Breathworks training – mindfulness meditation for pain management

The world is a small place really, as I’ve found out via Twitter, Facebook and the blog – but I didn’t expect to have contact through Amazon (that wicked place that snatches $$ right out of my purse by tempting me with far too many wonderful books!).  However, I received an email today from Vidyamala Burch, who has developed Breathworks, a mindfulness meditation approach to pain management that has achieved some success.  I have used the Breathworks CD’s for some years now, both for myself and with people who have chronic pain.  They’re lovely and nondirective, ‘mindful’ and as a result help me move towards acceptance rather than trying to avoid negative experience.

Anyway, Vidyamala contacted me to say she’s coming to New Zealand (back home!) to lead a training at Mana Retreat over the first week of February.

The details are here.

And if you want some of the research backing this approach, she has several documents here.

If you’re in NZ in February, and want to spend some time for personal and professional development, this looks like a wonderful opportunity.

Here’s a pdf you can download to share amongst your colleagues.

CBT Workshop!

If you’re wanting a short, practical and interactive workshop on using cognitive and behavioural approaches for managing chronic pain, book yourself in for the CBT Workshop on 2nd, 3rd, and 4th May 2008.

This workshop is an introduction to using cognitive and behavioural approaches with people experiencing chronic pain, and is designed for occupational therapists, physiotherapists, nurses, social workers and psychologists who want to learn the practicalities of integrating this approach into daily clinical practice. The workshop is run through the Otago University, Christchurch, and is on-campus at the Christchurch Clinical School.

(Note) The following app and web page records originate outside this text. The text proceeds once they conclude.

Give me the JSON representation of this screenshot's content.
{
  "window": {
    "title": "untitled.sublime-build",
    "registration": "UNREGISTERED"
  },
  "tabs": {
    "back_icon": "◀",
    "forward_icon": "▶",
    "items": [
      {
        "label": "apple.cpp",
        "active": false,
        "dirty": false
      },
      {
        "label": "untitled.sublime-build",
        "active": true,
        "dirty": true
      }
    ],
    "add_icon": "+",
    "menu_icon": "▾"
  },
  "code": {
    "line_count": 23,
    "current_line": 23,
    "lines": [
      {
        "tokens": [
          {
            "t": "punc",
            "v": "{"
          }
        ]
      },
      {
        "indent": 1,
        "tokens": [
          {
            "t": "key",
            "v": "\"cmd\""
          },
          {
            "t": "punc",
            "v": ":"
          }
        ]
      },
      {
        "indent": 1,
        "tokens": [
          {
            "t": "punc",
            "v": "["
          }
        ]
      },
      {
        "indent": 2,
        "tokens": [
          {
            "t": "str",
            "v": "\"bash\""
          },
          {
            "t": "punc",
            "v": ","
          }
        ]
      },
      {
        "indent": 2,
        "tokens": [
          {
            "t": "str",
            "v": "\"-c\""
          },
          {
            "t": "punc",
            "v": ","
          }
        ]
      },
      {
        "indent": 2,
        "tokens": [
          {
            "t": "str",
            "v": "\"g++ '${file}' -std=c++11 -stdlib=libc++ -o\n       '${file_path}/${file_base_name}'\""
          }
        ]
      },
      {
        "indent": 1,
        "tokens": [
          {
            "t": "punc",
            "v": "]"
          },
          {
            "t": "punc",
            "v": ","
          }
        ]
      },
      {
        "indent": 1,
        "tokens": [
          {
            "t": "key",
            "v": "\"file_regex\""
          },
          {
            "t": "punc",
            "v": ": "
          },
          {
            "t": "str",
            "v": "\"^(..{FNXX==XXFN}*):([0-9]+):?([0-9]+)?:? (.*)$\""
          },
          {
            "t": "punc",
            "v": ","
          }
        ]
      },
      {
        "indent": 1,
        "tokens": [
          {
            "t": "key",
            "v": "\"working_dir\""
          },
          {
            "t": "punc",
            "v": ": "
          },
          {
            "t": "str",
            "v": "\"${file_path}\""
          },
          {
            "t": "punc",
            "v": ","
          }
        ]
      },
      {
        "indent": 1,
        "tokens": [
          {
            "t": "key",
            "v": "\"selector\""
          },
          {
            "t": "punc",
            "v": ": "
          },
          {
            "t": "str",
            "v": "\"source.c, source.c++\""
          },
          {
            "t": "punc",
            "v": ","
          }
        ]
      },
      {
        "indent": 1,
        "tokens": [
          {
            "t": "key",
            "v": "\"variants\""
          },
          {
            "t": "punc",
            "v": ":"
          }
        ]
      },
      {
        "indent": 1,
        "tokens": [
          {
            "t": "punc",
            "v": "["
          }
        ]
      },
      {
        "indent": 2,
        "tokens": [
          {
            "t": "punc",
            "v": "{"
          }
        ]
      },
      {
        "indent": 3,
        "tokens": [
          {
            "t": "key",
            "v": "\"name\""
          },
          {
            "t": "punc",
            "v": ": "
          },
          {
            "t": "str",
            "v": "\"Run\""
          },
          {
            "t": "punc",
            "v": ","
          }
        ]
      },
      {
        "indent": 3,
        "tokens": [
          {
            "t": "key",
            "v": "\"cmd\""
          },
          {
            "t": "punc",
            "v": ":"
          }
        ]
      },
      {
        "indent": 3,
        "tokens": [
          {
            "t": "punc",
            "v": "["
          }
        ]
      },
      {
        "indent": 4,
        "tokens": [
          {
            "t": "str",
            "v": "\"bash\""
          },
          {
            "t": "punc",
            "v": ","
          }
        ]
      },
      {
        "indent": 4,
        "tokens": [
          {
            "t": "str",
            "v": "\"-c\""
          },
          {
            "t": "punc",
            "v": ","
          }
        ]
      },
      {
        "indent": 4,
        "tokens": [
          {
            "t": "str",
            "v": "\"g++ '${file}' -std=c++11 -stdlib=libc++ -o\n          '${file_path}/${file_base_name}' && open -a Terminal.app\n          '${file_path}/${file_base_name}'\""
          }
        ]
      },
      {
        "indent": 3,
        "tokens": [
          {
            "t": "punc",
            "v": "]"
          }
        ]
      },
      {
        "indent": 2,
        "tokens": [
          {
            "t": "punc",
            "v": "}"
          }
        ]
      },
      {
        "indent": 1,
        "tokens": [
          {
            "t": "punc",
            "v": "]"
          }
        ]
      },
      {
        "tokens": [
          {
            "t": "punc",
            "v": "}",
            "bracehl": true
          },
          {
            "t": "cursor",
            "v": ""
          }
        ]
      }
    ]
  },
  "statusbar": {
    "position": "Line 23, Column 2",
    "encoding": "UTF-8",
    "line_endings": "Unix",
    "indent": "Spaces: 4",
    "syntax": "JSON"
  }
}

Participants are invited to bring ‘real’ case examples to work through, and develop skills by working within small interdisciplinary teams as part of the workshop. The interdisciplinary approach is encouraged throughout, and each person is also encouraged to participate by bringing his or her own experiences to the group. A maximum of 20 participants can enrol for the workshop, and registrations (and more details) are available from Veronica McGroggan at the Department of Orthopaedic Surgery + Musculoskeletal Medicine and her contact details are at the bottom of that page.

This will be the 5th year the workshop has been run, and alongside the fun of getting together with colleagues from around New Zealand, you also get a fully referenced workbook, and the opportunity to bring complex cases to a ‘meeting of the minds’ to learn new ways of viewing their situation.

Topics include:
– assessment and case formulation
– cognitive strategies including education/information, attention management, cognitive reframing and working with automatic thoughts
– behavioural strategies including relaxation training, biofeedback, recording and graphs, reinforcement, social modelling and time is also spent on exposure therapy for pain-related anxiety and avoidance
– motivational strategies

The workshop is pitched at an introductory level, and a more advanced and applied workshop will be run in August. This usually considers more complex presentations, and further developing and refining clinical techniques of cognitive therapy.